While the majority of conferences in the NAIA have a conference-level Association of Student-Athletes, just this week the GPAC announced it would be forming its own ASA this academic year. Yadav will also serve as the chair of that committee.


In a press release from the GPAC, Cory Westra, GPAC Commissioner, said, “Much credit goes to Nishesh for the development of our GPAC ASA. He has worked very hard to bring this vision to reality for the league. He has been an outstanding leader for the NAIA and will play a key role for the GPAC as our ASA is developed.”


One of the largest changes the ASA at the national level implemented, which Yadav played a large role in, was the resolution of a mandatory day off policy. While it was ultimately voted on as a resolution, not a rule, it is strongly encouraged that NAIA teams across the country implement one mandatory day off every year, meaning there are no team obligations that day. No meetings, film, practice, or weight training. The ASA brought this to the NAIA administration on behalf of their peers, with the belief that too many students get burnt out from the demands of being a student-athlete, and having one day off for every player would be a welcome change.


“You don’t realize it until you’re in that role but the NAIA truly listens to the student-athletes,” Yadav says. “A lot of concerns that student-athletes have brought up were being listened to by the NAIA administration.”


Another initiative the ASA has been working on is a partnership between the NAIA and Special Olympics, which allows NAIA student-athletes to participate in any Special Olympics events, create their own events, or provide support to Special Olympics through different initiatives.
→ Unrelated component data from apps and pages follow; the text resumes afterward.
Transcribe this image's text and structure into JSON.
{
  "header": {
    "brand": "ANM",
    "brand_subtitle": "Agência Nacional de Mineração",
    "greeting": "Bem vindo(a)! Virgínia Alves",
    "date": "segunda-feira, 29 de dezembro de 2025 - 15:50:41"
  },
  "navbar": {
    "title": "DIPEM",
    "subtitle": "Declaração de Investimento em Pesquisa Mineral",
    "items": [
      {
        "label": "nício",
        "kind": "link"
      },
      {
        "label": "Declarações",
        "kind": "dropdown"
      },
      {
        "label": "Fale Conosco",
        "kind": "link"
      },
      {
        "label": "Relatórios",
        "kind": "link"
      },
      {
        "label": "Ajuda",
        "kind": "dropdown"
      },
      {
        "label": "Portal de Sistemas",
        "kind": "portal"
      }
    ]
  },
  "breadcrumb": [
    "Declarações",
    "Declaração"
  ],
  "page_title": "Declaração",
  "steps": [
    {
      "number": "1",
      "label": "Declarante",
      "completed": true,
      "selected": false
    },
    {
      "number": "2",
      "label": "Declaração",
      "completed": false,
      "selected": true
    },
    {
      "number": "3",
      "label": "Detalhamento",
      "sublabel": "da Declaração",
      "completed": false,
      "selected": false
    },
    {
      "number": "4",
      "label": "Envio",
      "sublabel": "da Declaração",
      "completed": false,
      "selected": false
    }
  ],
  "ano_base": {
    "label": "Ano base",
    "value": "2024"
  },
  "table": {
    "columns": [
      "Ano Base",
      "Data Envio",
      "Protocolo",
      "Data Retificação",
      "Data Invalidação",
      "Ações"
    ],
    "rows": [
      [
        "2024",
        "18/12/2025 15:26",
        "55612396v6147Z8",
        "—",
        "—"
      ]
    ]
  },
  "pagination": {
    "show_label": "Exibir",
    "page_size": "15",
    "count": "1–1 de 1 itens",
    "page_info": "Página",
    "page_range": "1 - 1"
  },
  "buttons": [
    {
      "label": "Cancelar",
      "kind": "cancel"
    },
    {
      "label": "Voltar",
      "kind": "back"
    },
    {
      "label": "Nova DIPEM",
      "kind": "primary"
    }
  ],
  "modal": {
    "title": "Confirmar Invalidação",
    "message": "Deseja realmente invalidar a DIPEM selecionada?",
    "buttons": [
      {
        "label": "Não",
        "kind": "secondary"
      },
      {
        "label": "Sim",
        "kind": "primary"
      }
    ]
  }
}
As chair of the NAIA ASA and now GPAC ASA, Yadav has created a great deal of exposure for Doane through these committees.
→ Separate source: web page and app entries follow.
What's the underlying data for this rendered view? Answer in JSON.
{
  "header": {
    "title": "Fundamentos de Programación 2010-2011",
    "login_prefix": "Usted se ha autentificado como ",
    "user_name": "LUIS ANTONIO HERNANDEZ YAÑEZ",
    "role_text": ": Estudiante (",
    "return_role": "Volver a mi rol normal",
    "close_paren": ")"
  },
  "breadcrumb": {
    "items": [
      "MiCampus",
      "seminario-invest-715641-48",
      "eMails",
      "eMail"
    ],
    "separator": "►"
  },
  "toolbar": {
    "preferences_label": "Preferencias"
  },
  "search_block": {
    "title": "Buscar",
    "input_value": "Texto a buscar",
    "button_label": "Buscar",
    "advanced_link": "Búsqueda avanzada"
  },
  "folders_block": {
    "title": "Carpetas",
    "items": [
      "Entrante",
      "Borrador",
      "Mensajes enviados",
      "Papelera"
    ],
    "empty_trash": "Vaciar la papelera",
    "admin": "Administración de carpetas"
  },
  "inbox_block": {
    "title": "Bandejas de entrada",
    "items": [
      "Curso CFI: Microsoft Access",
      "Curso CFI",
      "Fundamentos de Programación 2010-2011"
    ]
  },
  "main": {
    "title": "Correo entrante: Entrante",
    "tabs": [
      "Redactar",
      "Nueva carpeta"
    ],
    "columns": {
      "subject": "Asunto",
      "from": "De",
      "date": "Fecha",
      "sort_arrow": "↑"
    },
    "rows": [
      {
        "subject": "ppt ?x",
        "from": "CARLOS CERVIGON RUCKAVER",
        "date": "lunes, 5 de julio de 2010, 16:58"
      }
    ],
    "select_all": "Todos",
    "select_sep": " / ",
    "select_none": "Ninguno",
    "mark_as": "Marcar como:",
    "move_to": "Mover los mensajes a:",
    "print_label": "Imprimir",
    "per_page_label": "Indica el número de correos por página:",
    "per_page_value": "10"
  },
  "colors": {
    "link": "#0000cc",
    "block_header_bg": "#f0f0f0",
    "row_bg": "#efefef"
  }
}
“I think more than anything, it legitimizes who we are,” Franzen says. “We might not benefit directly from many things, but in the eyes of the greater community of the NAIA, it legitimizes who we are as an institution. As the GPAC moves to their own ASA group, the schools that don’t have this model are using Doane’s SALT group as an example to shape their own school’s committee around.”


Academically, Yadav is an economics major who also has an internship in economic development with the Ashland Area Economic Development Corporation. Between his academic experiences at Doane University, his internship experience in Ashland, and his leadership opportunities as Chair of the ASA, Yadav has put himself in a great position to succeed after graduation.


“Whatever he chooses to do, he’ll be able to work well with a lot of different people,” Franzen says.